Relaxation room for teens with cancer

Teen cancer survivor Matthew Reed of Constantia.

CHOC House in Plumstead opened a relaxation room for teenagers with cancer, last week, thanks to funding from the MacFarlane Family Foundation.

Childhood Cancer Foundation (CHOC) provides support for children with cancer and other life-threatening blood disorders, and their families.

CHOC Plumstead is one of 13 houses countrywide. Top of their wish list was a separate area where teens could play games, watch movies, study and have their own space.

Plumstead CHOC House opened its teenager relaxation room last week, thanks to funding from the MacFarlane Family Foundation.

Guest speaker was cancer survivor Matthew Reed, of Constantia, who at the age of 7 experienced mild tummy ache and flu-like symptoms. He and his family thought nothing of it and that it would pass, but it didn’t. The pain and fatigue made going to school harder. His parents took him to hospital and where he was treated with “run-of-the-mill flu meds”.

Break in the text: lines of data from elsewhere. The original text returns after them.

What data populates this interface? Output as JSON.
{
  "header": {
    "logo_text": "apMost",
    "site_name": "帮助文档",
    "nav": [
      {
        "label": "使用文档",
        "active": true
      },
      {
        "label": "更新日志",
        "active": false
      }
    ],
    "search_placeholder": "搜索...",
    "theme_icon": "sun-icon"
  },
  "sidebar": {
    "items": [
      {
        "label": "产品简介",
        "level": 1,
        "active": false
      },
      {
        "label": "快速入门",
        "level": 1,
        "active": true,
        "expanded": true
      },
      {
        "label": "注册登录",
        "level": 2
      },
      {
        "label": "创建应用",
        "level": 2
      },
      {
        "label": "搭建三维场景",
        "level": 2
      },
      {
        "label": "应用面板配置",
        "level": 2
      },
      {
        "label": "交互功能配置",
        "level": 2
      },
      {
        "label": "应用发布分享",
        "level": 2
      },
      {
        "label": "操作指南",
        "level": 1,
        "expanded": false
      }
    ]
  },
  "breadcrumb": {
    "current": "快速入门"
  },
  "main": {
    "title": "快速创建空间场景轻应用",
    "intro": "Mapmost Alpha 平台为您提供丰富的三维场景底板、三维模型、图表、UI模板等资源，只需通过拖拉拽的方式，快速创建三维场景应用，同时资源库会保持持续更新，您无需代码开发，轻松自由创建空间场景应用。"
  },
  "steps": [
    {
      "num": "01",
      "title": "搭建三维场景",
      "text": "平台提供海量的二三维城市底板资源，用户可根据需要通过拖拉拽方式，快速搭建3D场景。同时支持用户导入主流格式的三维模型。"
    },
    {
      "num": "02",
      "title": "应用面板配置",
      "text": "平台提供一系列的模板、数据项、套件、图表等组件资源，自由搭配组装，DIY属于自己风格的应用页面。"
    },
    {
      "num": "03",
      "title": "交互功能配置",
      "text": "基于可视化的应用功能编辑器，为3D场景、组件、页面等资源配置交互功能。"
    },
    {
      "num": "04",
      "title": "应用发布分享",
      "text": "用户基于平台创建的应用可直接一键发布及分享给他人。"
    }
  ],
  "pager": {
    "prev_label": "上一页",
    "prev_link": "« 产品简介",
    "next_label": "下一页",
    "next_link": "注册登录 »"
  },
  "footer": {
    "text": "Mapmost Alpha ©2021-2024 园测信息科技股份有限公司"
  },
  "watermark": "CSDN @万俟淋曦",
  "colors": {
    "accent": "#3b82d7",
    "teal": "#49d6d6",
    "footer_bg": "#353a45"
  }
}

Two weeks later, he was writhing in pain and his temperature spiked.

He had blood tests at Vincent Pallotti hospital, and an ultrasound showed seven tumours in his abdomen. Matthew was admitted to Red Cross War Memorial Children’s Hospital and diagnosed with stage-2 Burkitt lymphoma.

According to the Cancer Association of SA, this type of cancer spreads and attacks cells of the immune system, called lymphocytes.

“I experienced the worst it had to offer with some days just lying in bed feeling so fatigued. And it was bad timing – the 2010 FIFA World Cup,” smiled Matthew.

But he had support from his teachers at Bishops. Matthew asked for a room with a bed next to a window so that his classmates could check in and help with school work. And his parents spent every night with him. “They never told me what I had. They didn’t know how to explain it. I’m thankful that cellphones were still coming out because I would have explored the internet and it could have scared me to death,” he smiled.

Ten years later, he was officially cleared but his hospital friend, Abdulla Azeez Moosa, was not so lucky. Abdulla had leukaemia and could not get a stem cell donor. “I was cleared of cancer and Abdulla was cleared two weeks before me. He then received news that his cancer had come back and passed away a few days later,” said Matthew. “I asked my parents if I could have died, they said yes.”

Of the teenage relaxation room, Matthew said teenage years were confusing and busy. “It will be a relief knowing there’s a space you can chill, ground, recharge.”

Madeniyah Conradie, 16, is the first teen to use Plumstead CHOC’s teenage relaxation room. She has spent the past ten months going in and out of hospital and away from Riversdale and her family. In December she received bone marrow from her father.

Madeniyah Conradie, of Riversdale, is the first teen to use Plumstead CHOC’s teenager relaxation room.

Madeniyah said a boy in hospital was not as lucky as her. He died because there was no donor. She went home on Monday March 29. She said the teenage room was better for studying than the playroom where the kids were noisy.

Lynn Jooste of the MacFarlane Family Foundation does the honours.

Lynn Jooste, from the MacFarlane Family Foundation, cut the ribbon to the new room, watched by CHOC’s acting CEO Adri Ludick; Ian Reid, who is a parent of a childhood cancer survivor and a CHOC national board member; and CHOC “cow” Nikki Boshoff. The CHOC cows raise funds and awareness of the foundation’s services and projects.

Enjoying the comfy couch, CHOC cow Nikki Boshoff of Table View.
Programme development manager Adri Ludick says CHOC takes in about 250 children each year.